It all boils down to the word: “and.”
“The word ‘and’ is now being treated subjectively … (Washington State Attorney General Bob Ferguson) talks about ‘and’ meaning both or either,” Representative Mark Harmsworth told KIRO Radio’s Dori Monson. “Obviously, the intent of the legislation was to meet both of these (goals).”
Harmsworth, representing the state’s 44th District, has opposed the toll lanes since they were implemented.
According to a law set up by the Legislature, the I-405 express toll lanes were supposed to accomplish two main goals within 2 years of operation:
- The tolling system had to pay for itself. It has far exceeded that goal. Operational costs were $13.6 million over the 2 years. The lanes raised $38.6 million.
- The lanes had to flow at 45 mph, 90 percent of the time. They did not meet this goal, and only reached 45 mph a total of 82 percent of the time.
Washington State Department of Transportation officials wanted to know if they had to shut the lanes down if only one goal was met. Did the law require that both had to be accomplished?
Attorneys from the AG’s office authored an interpretation on the law surrounding the I-405 toll lanes — it is not an official opinion from Ferguson’s office.
Grammar and the express toll lanes
According to RCW 47.56.880:
If after two years of operation of the express toll lanes on Interstate 405 performances measures listed in subsection (4)(a) [speed requirement] and (e) [revenue] of this section are not being met, the express toll lanes project must be terminated as soon as practicable.
That one “and” in between the speed goal and the revenue goal is up for debate.
A representative of the state’s toll division told KIRO Radio that, “The AGO advised us that as the statute is written, the lanes must meet one of the two metrics to continue operating. The lanes are meeting the requirement to generate sufficient revenue to cover operations, but have not met the metric for speed.”

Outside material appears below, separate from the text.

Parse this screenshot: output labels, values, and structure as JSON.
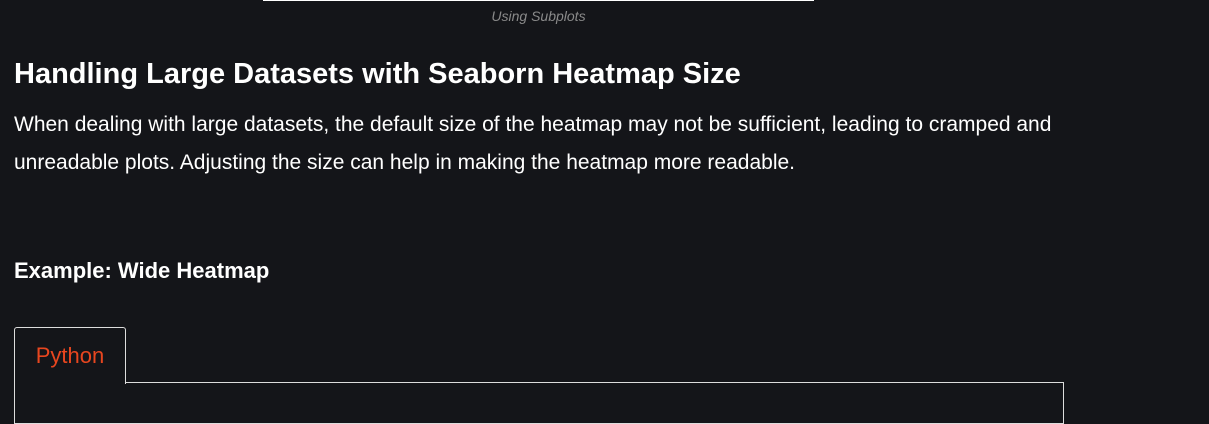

The letter from the attorney general’s office states that the law is ambiguous, but would likely be interpreted in court that both of the goals would have to fail for the lanes to be shut down.
“I’m getting tired, just like everyone else is,” Harmsworth said. “The people of the state just want to be able to get around. They want to get to their jobs and do it quickly and do it cost effectively. And it feels like you are running this uphill battle all the time and the bureaucracy, every step of the way, is introducing new barriers. What I’m seeing here is another, ‘Hey this isn’t what the people’s Legislature intended, this is what we’ve decided is the right way you should live your lives.’”